A unique exhibition by the charity SHINE, including a device developed by author Roald Dahl, has launched in Peterborough.
SHINE is celebrating its 50th anniversary helping those with spina bifida and hydrocephalus, conditions which have been around for thousands of years.
Enabled by a £60,000 grant from the Heritage Lottery Fund, and support from the charity the exhibition ‘Our Heritage’ can now be viewed by appointment.
The exhibition showcases early history, developments in support and treatment, and changing attitudes towards these complex conditions over the decades. A key feature will be the personal experiences brought to life through photographs, artwork and oral histories.
Exhibits will include a device created by best-selling author Roald Dahl. In the 1960s, Dahl was inspired to develop a new, improved ‘shunt’ – a tube-like device used to treat hydrocephalus by draining away harmful excess fluid in the head – when his son Theo developed the condition after an accident. Dahl’s shunt helped some 3,000 children with hydrocephalus until newer styles came along.
Spina bifida and hydrocephalus have been around since pre-Tutankhamun days. Treatments improved significantly in the 1960s, and this is the first generation of adults surviving into their 50s and beyond. Shine provides a range of specialist services for people with the conditions, and marks its golden anniversary this year.
Heritage Project Development Officer, Marc Lupson, commented:
“Bringing this hidden heritage into the open has been a challenging, but fascinating journey. This is really an exhibition about people; the pioneers, doctors, and most importantly, the thousands who make up the spina bifida and hydrocephalus community. I have only been able to scratch the surface of this rich and deep history.”
‘Heritage’ will initially be housed at the charity’s national office in Park Road in Peterborough over the summer. The exhibition will be open for public viewing by appointment.
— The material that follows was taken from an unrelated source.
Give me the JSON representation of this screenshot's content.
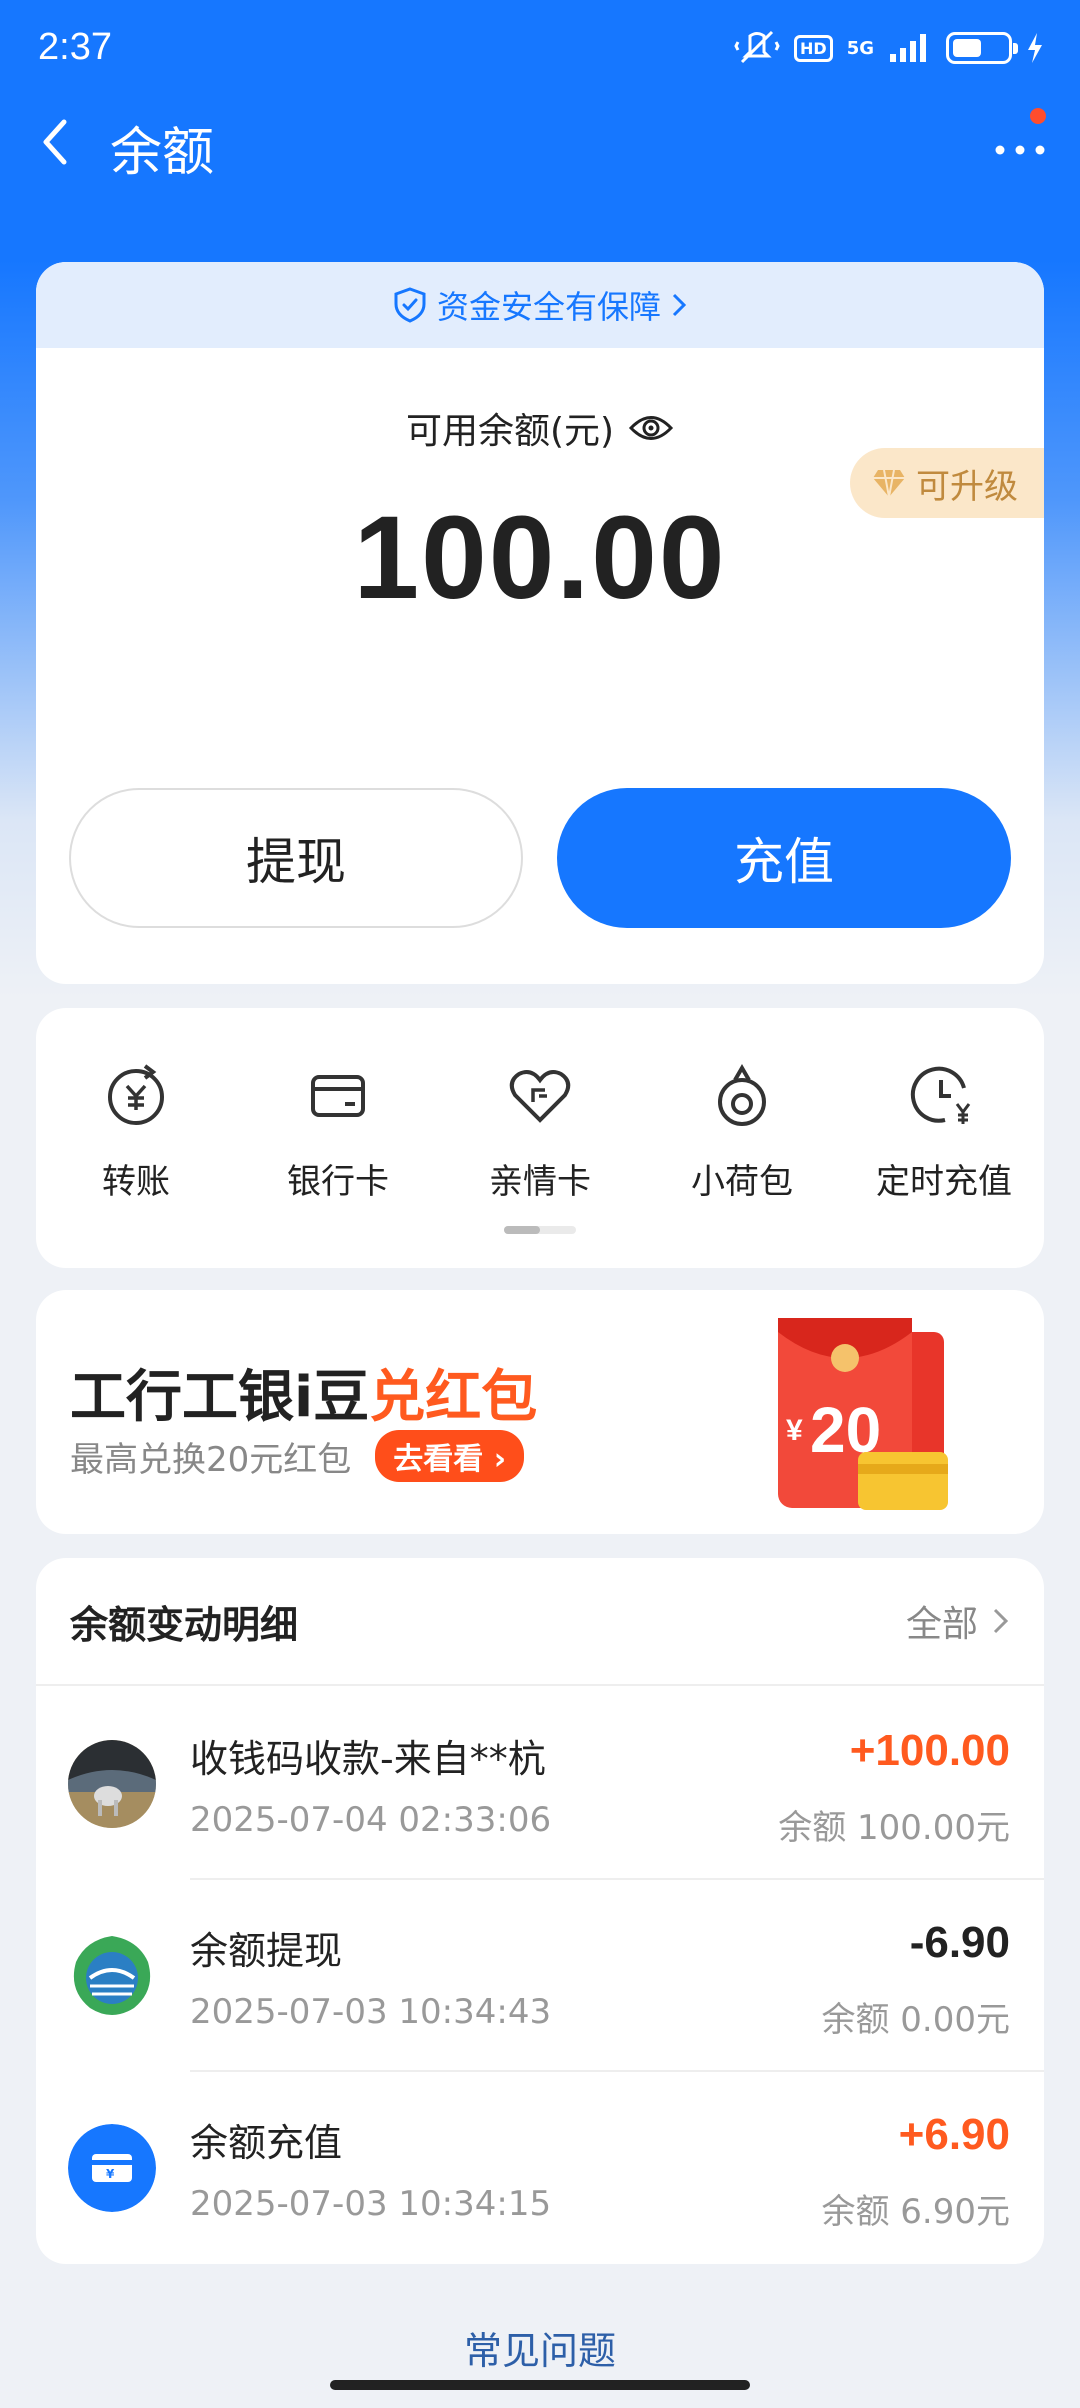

Contact firstname.lastname@example.org or call 01733 421356 to book.
Acknowledging the global significance of this body of work, it’s hoped that part of the exhibition will then travel to Belgium in October for the annual conference of the International Federation of Spina Bifida and Hydrocephalus. The charity is seeking a more permanent home for the exhibition in the future.